Dr Andrew Mummery

Thesis recognition for Dr Andrew Mummery

Astronomy and astrophysics
Plasma physics
Rudolf Peierls Centre for Theoretical Physics

Dr Andrew Mummery from Oxford’s Department of Physics has been recognised by the International Astronomical Union and the Royal Astronomical Society for his thesis. He has been awarded the IAU’s Division D High Energy Phenomena and Fundamental Physics PhD Prize and is runner-up of the Royal Astronomical Society’s Michael Penston Thesis Prize.

In his thesis entitled 'Illuminating tidal disruption events with a time-dependent theory of relativistic accretion discs', he studies one the most extreme astrophysical events in our universe: tidal disruption events. These occur in the centre of galaxies, where supermassive black holes (black holes with masses of more than a million times that of our sun) are situated and stellar densities are high.
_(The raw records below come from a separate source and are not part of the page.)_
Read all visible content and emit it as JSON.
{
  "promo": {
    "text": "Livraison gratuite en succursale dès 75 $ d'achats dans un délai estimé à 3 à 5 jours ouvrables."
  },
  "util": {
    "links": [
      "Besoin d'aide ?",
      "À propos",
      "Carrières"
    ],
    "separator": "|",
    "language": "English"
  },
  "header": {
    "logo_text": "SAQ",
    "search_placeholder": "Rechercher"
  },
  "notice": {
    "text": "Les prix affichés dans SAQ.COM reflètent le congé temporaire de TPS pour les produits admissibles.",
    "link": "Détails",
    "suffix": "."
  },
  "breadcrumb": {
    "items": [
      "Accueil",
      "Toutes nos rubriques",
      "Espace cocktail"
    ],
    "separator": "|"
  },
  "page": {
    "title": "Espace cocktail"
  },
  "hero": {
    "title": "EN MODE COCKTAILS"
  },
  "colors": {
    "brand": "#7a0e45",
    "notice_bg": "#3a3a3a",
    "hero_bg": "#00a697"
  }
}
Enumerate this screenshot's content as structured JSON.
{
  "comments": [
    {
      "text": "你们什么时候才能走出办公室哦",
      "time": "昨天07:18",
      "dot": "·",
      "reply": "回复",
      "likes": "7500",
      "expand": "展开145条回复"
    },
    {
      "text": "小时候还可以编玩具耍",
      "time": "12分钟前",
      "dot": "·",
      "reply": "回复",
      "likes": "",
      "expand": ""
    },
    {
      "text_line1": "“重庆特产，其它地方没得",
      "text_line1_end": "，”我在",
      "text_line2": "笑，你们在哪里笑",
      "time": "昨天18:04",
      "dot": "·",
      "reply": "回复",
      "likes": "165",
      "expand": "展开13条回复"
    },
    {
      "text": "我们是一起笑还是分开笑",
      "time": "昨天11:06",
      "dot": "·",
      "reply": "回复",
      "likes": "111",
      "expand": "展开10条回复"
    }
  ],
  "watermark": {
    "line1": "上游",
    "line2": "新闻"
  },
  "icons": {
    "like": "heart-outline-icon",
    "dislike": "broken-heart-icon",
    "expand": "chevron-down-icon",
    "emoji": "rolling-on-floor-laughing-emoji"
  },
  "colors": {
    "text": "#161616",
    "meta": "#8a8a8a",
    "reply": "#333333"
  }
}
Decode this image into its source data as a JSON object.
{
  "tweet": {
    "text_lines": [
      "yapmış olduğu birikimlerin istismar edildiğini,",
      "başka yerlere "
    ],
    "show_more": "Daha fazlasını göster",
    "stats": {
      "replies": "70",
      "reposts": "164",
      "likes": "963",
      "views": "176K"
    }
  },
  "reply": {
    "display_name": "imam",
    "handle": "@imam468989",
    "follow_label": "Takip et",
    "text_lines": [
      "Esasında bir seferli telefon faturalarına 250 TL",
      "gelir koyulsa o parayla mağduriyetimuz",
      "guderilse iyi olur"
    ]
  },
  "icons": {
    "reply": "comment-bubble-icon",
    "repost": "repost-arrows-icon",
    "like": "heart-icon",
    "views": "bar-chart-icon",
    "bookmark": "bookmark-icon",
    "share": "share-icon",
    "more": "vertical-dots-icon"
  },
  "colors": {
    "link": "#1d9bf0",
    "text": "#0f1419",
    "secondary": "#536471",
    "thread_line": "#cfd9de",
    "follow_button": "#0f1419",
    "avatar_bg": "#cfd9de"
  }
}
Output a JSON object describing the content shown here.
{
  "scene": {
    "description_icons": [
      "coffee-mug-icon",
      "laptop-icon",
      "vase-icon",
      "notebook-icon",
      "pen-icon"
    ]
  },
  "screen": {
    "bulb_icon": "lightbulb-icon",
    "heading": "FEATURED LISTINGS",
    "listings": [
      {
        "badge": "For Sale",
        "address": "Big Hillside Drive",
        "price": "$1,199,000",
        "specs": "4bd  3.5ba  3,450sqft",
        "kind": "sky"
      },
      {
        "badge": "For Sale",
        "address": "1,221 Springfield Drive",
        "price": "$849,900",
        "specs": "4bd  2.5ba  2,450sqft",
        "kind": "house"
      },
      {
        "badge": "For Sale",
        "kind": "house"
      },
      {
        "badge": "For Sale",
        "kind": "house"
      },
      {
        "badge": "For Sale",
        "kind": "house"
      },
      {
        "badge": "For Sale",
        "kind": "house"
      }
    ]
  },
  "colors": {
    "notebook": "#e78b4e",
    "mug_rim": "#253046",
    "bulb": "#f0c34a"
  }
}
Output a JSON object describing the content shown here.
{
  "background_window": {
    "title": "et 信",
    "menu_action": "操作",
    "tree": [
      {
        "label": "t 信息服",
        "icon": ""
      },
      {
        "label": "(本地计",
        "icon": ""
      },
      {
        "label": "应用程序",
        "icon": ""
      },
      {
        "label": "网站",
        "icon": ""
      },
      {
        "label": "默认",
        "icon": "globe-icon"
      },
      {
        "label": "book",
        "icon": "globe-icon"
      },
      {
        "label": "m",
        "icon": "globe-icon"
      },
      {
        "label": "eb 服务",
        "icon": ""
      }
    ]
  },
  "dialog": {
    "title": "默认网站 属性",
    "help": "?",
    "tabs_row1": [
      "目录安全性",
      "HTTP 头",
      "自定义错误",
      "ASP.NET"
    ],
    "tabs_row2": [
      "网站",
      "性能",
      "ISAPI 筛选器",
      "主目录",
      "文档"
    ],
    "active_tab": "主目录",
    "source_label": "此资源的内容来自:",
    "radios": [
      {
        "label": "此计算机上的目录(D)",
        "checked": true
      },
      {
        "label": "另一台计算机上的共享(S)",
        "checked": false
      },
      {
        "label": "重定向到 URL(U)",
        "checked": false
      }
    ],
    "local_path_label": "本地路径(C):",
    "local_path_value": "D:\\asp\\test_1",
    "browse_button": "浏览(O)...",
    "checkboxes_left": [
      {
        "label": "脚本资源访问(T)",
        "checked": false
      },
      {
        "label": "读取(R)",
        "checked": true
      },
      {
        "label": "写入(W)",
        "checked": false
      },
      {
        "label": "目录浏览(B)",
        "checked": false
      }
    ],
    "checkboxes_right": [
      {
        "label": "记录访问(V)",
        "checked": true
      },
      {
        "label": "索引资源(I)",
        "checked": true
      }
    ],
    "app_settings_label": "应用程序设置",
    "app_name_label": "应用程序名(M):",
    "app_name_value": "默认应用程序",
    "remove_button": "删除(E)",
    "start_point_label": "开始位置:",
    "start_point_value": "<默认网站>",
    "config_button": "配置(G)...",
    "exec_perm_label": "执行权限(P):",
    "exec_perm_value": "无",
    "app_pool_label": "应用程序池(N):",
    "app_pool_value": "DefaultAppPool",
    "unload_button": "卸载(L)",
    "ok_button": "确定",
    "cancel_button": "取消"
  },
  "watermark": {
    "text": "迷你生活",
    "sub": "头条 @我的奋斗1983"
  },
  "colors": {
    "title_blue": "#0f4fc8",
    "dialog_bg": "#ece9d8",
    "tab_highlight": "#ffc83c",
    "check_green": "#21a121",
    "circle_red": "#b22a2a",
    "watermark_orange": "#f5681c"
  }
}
If an unfortunate star ventures too close to this black hole, it can be tidally destroyed, in its entirety, by the black hole’s gravitational forces. The debris from this event then rains back towards the black hole, causing bright flares from otherwise quiescent galactic centres. To probe the properties of the black holes in the centre of tidal disruption events, one must understand in detail the physics of the discs of stellar debris which form in their aftermath. In his thesis, Dr Mummery developed a new time-dependent and relativistic theory of accretion discs, which he then utilised to analyse the observed luminosity of tidal disruption events. This model takes as input data taken simultaneously across a wide range of observing frequencies (from infra-red all the way up to X-ray), and returns the properties (the mass and rate of rotation) of the black holes at the centre of these events.

‘I thoroughly enjoyed my 4 years in the astrophysics sub-department and I am delighted to have my work recognised by these two institutions,’ comments Dr Mummery. ‘As a Leverhulme-Peierls Fellow at Oxford’s Department of Physics, I am extending the ideas developed in my thesis, in anticipation for forthcoming large data sets of these objects discovered by the new observational survey LSST.'

Dr Mummery studied for his DPhil under the supervision of Professor Steven Balbus: 'Andy took some ideas and results which were barely passed their teething stage, and turned them into a full-fledged cottage industry. In his hands, tidal disruption events have gone from astrophysical curiosities to diagnostic tools of remarkable power for studying black hole populations. His thesis blends fundamental relativistic fluid theory with detailed observations in a very beautiful way.'  

Read more on the RAS website: https://ras.ac.uk/news-and-press/news/2022-thesis-prize-winners-announced

Read more on the IAU website: https://www.iau.org/news/announcements/detail/ann23019/